I feel like I should be writing "Hi mom and dad, having a great time at dance camp! Today I got a blue star in intermediate ribbon dancing."
Seriously, it’s been an amazing time so far at the Herrang International Dance Camp in Sweden. Herrang is quite a special place with a strong sense of connection to the roots of lindy hop and a training ground for future generations of lindy hoppers around the world.
Here’s a brief description of what the camp is like so far…
Herrang Dance Camp lasts for five weeks, from July 1 to August 4. Dancers typically come for at least a week to the camp, which is how the dance classes are structured here. Some diehards come for the entire five-weeks, often living in tents or group accommodations like some swing version of Deadheads.
I’m, well, not so dedicated. I’m here for just eight days, attending Week Four, which has the largest attendance of all the weeks. I’ve heard that there are more than 400 people here this week, which is just an estimate since some people don’t bother to register and just camp out, so it might be much higher.
Each day is structured around one hour and 20 minute classes, which take place in makeshift dance floors erected just for the camp. Everyone is tracked into their appropriate level, from beginner to intermediate to intermediate/advanced, advanced and "Advanced Plus." So you end up shuffling off to your classes with the same cohort of people, which is a nice way to meet people from various parts.
For those not taking classes, there is a small beach within walking distance, an ice-cream parlor, internet cafe, bar with a pool table, and myriad other ways that people devise to amuse themselves here. My friends Tomo and Spuds who both came for Week Four with me aren’t taking any classes and aren’t having any problems finding things to occupy their time during the day.
Every evening there is the camp Meeting at 9PM, which for many is the highlight of the day. One of the camp directors Lennert conducts the meetings with the driest of wits in a sort of talk show format, passing the mic around to various people in the room to make announcements, both informational and just entertaining. The meetings are punctuated with videos, performances and other amusing bits.

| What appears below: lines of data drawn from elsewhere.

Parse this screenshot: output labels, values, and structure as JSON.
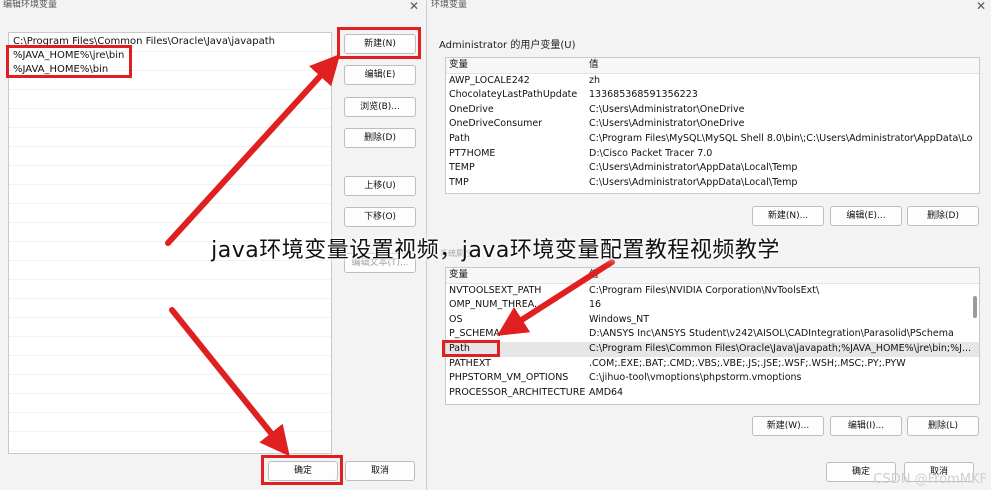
{
  "left_dialog": {
    "title": "编辑环境变量",
    "close_glyph": "✕",
    "path_entries": [
      "C:\\Program Files\\Common Files\\Oracle\\Java\\javapath",
      "%JAVA_HOME%\\jre\\bin",
      "%JAVA_HOME%\\bin"
    ],
    "buttons": {
      "new": "新建(N)",
      "edit": "编辑(E)",
      "browse": "浏览(B)...",
      "delete": "删除(D)",
      "move_up": "上移(U)",
      "move_down": "下移(O)",
      "edit_text": "编辑文本(T)...",
      "ok": "确定",
      "cancel": "取消"
    }
  },
  "right_dialog": {
    "title": "环境变量",
    "close_glyph": "✕",
    "system_dialog_ghost_title": "系统属性",
    "user_vars": {
      "label": "Administrator 的用户变量(U)",
      "col_var": "变量",
      "col_val": "值",
      "rows": [
        {
          "name": "AWP_LOCALE242",
          "value": "zh"
        },
        {
          "name": "ChocolateyLastPathUpdate",
          "value": "133685368591356223"
        },
        {
          "name": "OneDrive",
          "value": "C:\\Users\\Administrator\\OneDrive"
        },
        {
          "name": "OneDriveConsumer",
          "value": "C:\\Users\\Administrator\\OneDrive"
        },
        {
          "name": "Path",
          "value": "C:\\Program Files\\MySQL\\MySQL Shell 8.0\\bin\\;C:\\Users\\Administrator\\AppData\\Loc..."
        },
        {
          "name": "PT7HOME",
          "value": "D:\\Cisco Packet Tracer 7.0"
        },
        {
          "name": "TEMP",
          "value": "C:\\Users\\Administrator\\AppData\\Local\\Temp"
        },
        {
          "name": "TMP",
          "value": "C:\\Users\\Administrator\\AppData\\Local\\Temp"
        }
      ],
      "buttons": {
        "new": "新建(N)...",
        "edit": "编辑(E)...",
        "delete": "删除(D)"
      }
    },
    "system_vars": {
      "col_var": "变量",
      "col_val": "值",
      "rows": [
        {
          "name": "NVTOOLSEXT_PATH",
          "value": "C:\\Program Files\\NVIDIA Corporation\\NvToolsExt\\"
        },
        {
          "name": "OMP_NUM_THREA...",
          "value": "16"
        },
        {
          "name": "OS",
          "value": "Windows_NT"
        },
        {
          "name": "P_SCHEMA",
          "value": "D:\\ANSYS Inc\\ANSYS Student\\v242\\AISOL\\CADIntegration\\Parasolid\\PSchema"
        },
        {
          "name": "Path",
          "value": "C:\\Program Files\\Common Files\\Oracle\\Java\\javapath;%JAVA_HOME%\\jre\\bin;%J..."
        },
        {
          "name": "PATHEXT",
          "value": ".COM;.EXE;.BAT;.CMD;.VBS;.VBE;.JS;.JSE;.WSF;.WSH;.MSC;.PY;.PYW"
        },
        {
          "name": "PHPSTORM_VM_OPTIONS",
          "value": "C:\\jihuo-tool\\vmoptions\\phpstorm.vmoptions"
        },
        {
          "name": "PROCESSOR_ARCHITECTURE",
          "value": "AMD64"
        }
      ],
      "buttons": {
        "new": "新建(W)...",
        "edit": "编辑(I)...",
        "delete": "删除(L)"
      }
    },
    "ok": "确定",
    "cancel": "取消"
  },
  "overlay": {
    "caption": "java环境变量设置视频，java环境变量配置教程视频教学",
    "watermark": "CSDN @FromMKF"
  },
  "colors": {
    "highlight_red": "#e02020"
  }
}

The action at the camp really starts after the meeting, when the DJs and live bands set up and start to play. There are three dance floors in the Folkets Hus, the main gathering point of the camp. There you find hundreds of dancers crammed on the floor, dancing their hearts out till the morning hours.

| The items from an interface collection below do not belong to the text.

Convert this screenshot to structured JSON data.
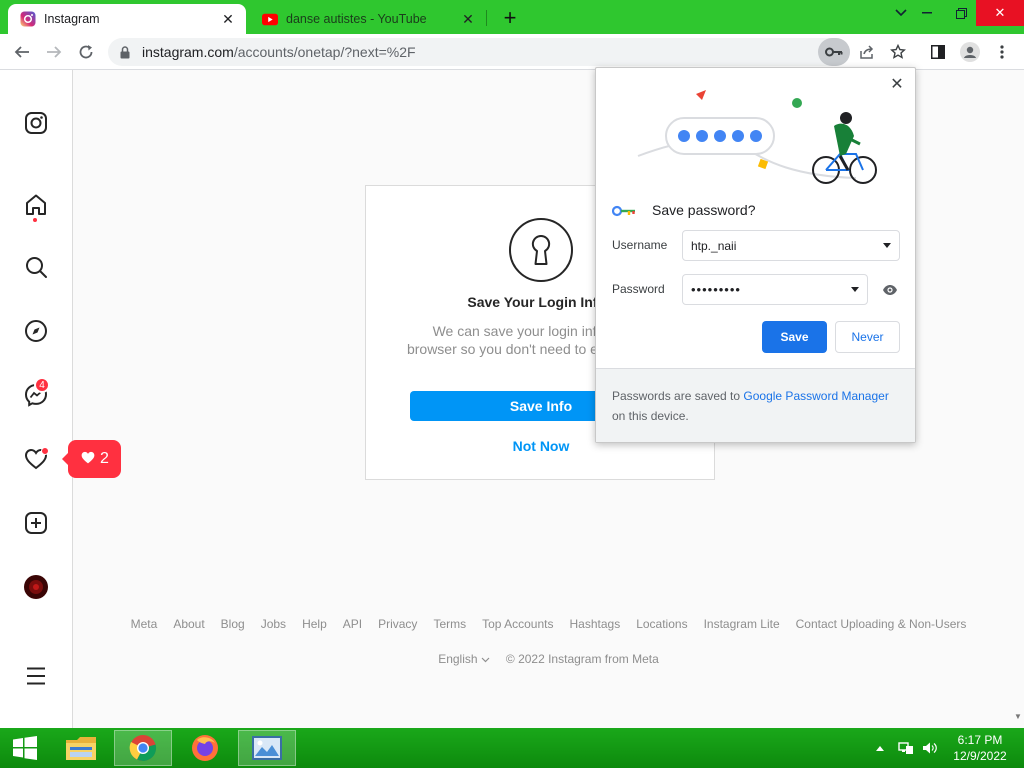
{
  "browser": {
    "tabs": [
      {
        "title": "Instagram",
        "active": true,
        "icon": "instagram-icon"
      },
      {
        "title": "danse autistes - YouTube",
        "active": false,
        "icon": "youtube-icon"
      }
    ],
    "url_host": "instagram.com",
    "url_path": "/accounts/onetap/?next=%2F"
  },
  "sidebar": {
    "messages_badge": "4"
  },
  "notification_popup": {
    "count": "2"
  },
  "card": {
    "heading": "Save Your Login Info?",
    "description": "We can save your login info on this browser so you don't need to enter it again.",
    "save_label": "Save Info",
    "not_now_label": "Not Now"
  },
  "footer": {
    "links": [
      "Meta",
      "About",
      "Blog",
      "Jobs",
      "Help",
      "API",
      "Privacy",
      "Terms",
      "Top Accounts",
      "Hashtags",
      "Locations",
      "Instagram Lite",
      "Contact Uploading & Non-Users"
    ],
    "language": "English",
    "copyright": "© 2022 Instagram from Meta"
  },
  "password_popup": {
    "title": "Save password?",
    "username_label": "Username",
    "username_value": "htp._naii",
    "password_label": "Password",
    "password_value": "•••••••••",
    "save_label": "Save",
    "never_label": "Never",
    "footer_prefix": "Passwords are saved to ",
    "footer_link": "Google Password Manager",
    "footer_suffix": " on this device."
  },
  "taskbar": {
    "time": "6:17 PM",
    "date": "12/9/2022"
  },
  "colors": {
    "titlebar": "#2fc72f",
    "instagram_blue": "#0095f6",
    "google_blue": "#1a73e8",
    "notification_red": "#ff3040"
  }
}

For a non-lindy hopper, it’s hard to describe how exciting it is to share a dance with a complete stranger, someone from another country who may not even speak your language, and just have a fabulous time together for the duration of a song. Sometimes, if it’s a really good dance, you dance to second song. But often you just move on to another dancer, because there are so many people to dance with and only so many hours in the night.
It’s a powerful, joyful, non-verbal experience that you share with another person. Frankie Manning calls it a three minute love affair.

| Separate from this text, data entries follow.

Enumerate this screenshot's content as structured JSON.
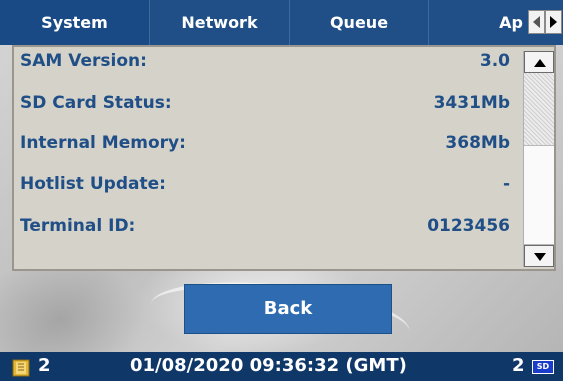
{
  "tabs": [
    {
      "label": "System",
      "active": true
    },
    {
      "label": "Network",
      "active": false
    },
    {
      "label": "Queue",
      "active": false
    },
    {
      "label": "Ap",
      "active": false
    }
  ],
  "tab_nav": {
    "left_icon": "chevron-left-icon",
    "right_icon": "chevron-right-icon"
  },
  "info": {
    "rows": [
      {
        "label": "SAM Version:",
        "value": "3.0"
      },
      {
        "label": "SD Card Status:",
        "value": "3431Mb"
      },
      {
        "label": "Internal Memory:",
        "value": "368Mb"
      },
      {
        "label": "Hotlist Update:",
        "value": "-"
      },
      {
        "label": "Terminal ID:",
        "value": "0123456"
      }
    ]
  },
  "back_button": {
    "label": "Back"
  },
  "status": {
    "sim_icon": "sim-card-icon",
    "left_count": "2",
    "datetime": "01/08/2020 09:36:32 (GMT)",
    "right_count": "2",
    "sd_icon": "sd-card-icon",
    "sd_icon_text": "SD"
  },
  "colors": {
    "accent": "#1f4f86",
    "button": "#2e6bb0",
    "status_bar": "#0f3768",
    "panel": "#d5d2c9"
  }
}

There are few things in this world that make me happier.
So far the social dancing has been superb, with the exception of the over-crowding. I’ve had people warn me that you can’t even get on the dance floor until well after midnight, and I see that they are correct. It’s like a mosh pit on the main dance floor, with people crashing into each other and taking up every available space.
I like to think of myself as a responsible and respectful leader. My number one priority is making sure that the follower I’m dancing with has a good time, while enjoying myself in the process. So I take care to ensure that she doesn’t get stepped on or collide into another dancer or worse.
Other dancers here (and elsewhere) seem, well, a bit less responsible. Which is a bit aggravating, since people at Herrang should really know better.
So I’m chilling out until 1AM, when the dance floor starts to thin out. Some people dance until 8AM, I hear tell. I don’t have that kind of fortitude, and I’ve got classes in the morning that I’d like to be awake for.
Anyway, I should sign off for now. Got to get some food in me before dancing the night away.
6 thoughts on “About the Herrang Dance Camp”
Sounds like a great time Rik! And if you’re coming from here [NYC] and think that they’re short on room it must be *really* packed. Can’t wait to see the vlog.
Just browsing herrang 2007 mentions… FYI, Officially it was 800+ for week 4. (I was volunteering that week.)
Hey, hope you had a great time! I’m 19 from England and just started tap a few months ago, although i’ve wanted to tap/swing/lindy all my life. I really want to go to Herrang next year but was just wondering if you could tell me if there’s any sort of racism in herrang or sweden in general? I’m a black female so it worries me a little- I know it’s probably me just being irrational but a little reassurance would be nice. Hope to hear from you!! Thanks.
Kiki, trust me, if there was even a hint of racism or discrimination, do you think that Frankie Manning, Chazz Young, Dawn Hampton, Chester Whitmore, Norma Miller, and many other legendary African-American dancers would keep coming back?
Herrang is one of the most open, friendliest dance events I’ve ever been to, regardless of age, gender, orientation or race. It’s really a special place.
Great post; I’ve heard Herrang described in almost mythic terms by my lindy friends, but never with enough context to actually believe them. Sounds like an amazing place; when I figure out how this whole dancing thing works, I’ll have to see about getting there.
glad you appreciated it! Do get there!